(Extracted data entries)

☆ ☆ ☆ ☆

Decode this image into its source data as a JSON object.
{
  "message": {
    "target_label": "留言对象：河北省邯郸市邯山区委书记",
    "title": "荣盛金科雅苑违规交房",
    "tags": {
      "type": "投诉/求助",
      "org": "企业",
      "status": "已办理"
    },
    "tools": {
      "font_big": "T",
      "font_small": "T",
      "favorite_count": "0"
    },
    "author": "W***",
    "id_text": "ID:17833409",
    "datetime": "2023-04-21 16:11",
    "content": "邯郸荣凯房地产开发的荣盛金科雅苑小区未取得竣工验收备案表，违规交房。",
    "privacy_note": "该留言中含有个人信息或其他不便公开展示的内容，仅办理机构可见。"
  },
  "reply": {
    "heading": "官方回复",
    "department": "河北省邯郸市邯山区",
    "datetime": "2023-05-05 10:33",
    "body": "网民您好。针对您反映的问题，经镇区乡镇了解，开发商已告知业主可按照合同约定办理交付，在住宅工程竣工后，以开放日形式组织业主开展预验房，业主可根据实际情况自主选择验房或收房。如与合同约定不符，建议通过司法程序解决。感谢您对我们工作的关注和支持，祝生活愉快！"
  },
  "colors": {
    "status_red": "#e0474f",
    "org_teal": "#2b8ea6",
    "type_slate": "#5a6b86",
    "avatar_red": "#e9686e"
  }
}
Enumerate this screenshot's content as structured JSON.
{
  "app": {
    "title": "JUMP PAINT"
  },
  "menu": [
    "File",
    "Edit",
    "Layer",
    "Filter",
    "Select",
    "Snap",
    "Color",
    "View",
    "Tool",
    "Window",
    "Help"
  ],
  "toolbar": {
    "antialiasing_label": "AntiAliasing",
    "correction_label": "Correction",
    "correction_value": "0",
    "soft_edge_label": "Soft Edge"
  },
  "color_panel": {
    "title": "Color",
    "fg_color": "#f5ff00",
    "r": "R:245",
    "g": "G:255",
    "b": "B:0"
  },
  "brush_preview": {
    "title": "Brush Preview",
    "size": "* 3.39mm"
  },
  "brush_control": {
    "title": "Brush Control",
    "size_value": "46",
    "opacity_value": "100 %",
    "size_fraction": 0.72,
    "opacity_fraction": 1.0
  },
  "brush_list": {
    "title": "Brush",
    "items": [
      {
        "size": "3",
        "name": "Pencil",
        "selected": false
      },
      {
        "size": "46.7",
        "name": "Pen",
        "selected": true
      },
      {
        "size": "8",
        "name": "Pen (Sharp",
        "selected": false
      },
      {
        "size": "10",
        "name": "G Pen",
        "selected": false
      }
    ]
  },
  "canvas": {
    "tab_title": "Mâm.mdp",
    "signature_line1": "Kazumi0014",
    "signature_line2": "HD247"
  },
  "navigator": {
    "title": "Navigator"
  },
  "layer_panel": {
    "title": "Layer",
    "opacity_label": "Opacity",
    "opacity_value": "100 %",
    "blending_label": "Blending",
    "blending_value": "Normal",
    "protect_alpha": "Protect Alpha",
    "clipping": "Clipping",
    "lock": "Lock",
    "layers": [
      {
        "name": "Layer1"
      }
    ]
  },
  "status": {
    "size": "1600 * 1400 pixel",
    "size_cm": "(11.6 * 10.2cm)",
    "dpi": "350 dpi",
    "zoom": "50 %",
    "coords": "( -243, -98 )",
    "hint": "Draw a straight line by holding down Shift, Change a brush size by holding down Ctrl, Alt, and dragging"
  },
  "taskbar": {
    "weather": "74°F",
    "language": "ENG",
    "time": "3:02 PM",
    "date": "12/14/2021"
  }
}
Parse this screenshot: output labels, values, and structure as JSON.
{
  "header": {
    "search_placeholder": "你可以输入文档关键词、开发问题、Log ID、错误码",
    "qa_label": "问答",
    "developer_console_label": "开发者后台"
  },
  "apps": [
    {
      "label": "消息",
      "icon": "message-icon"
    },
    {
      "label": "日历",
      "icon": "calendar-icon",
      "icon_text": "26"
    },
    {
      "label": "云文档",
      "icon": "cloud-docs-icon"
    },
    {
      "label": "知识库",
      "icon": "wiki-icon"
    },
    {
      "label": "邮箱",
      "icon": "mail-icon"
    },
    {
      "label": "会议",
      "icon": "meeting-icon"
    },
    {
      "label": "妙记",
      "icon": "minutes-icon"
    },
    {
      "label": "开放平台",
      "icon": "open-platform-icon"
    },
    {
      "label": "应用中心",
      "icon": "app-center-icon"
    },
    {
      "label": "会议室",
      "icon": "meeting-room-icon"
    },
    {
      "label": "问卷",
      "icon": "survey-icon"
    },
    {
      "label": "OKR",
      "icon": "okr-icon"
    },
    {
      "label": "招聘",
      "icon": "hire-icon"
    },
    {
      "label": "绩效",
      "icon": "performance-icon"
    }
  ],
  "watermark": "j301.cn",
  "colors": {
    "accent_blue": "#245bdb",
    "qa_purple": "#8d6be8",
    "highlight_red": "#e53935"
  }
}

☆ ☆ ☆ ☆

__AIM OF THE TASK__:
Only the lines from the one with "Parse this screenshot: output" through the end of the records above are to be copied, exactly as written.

__OUTPUT FOR THIS TASK__:
Parse this screenshot: output labels, values, and structure as JSON.
{
  "header": {
    "search_placeholder": "你可以输入文档关键词、开发问题、Log ID、错误码",
    "qa_label": "问答",
    "developer_console_label": "开发者后台"
  },
  "apps": [
    {
      "label": "消息",
      "icon": "message-icon"
    },
    {
      "label": "日历",
      "icon": "calendar-icon",
      "icon_text": "26"
    },
    {
      "label": "云文档",
      "icon": "cloud-docs-icon"
    },
    {
      "label": "知识库",
      "icon": "wiki-icon"
    },
    {
      "label": "邮箱",
      "icon": "mail-icon"
    },
    {
      "label": "会议",
      "icon": "meeting-icon"
    },
    {
      "label": "妙记",
      "icon": "minutes-icon"
    },
    {
      "label": "开放平台",
      "icon": "open-platform-icon"
    },
    {
      "label": "应用中心",
      "icon": "app-center-icon"
    },
    {
      "label": "会议室",
      "icon": "meeting-room-icon"
    },
    {
      "label": "问卷",
      "icon": "survey-icon"
    },
    {
      "label": "OKR",
      "icon": "okr-icon"
    },
    {
      "label": "招聘",
      "icon": "hire-icon"
    },
    {
      "label": "绩效",
      "icon": "performance-icon"
    }
  ],
  "watermark": "j301.cn",
  "colors": {
    "accent_blue": "#245bdb",
    "qa_purple": "#8d6be8",
    "highlight_red": "#e53935"
  }
}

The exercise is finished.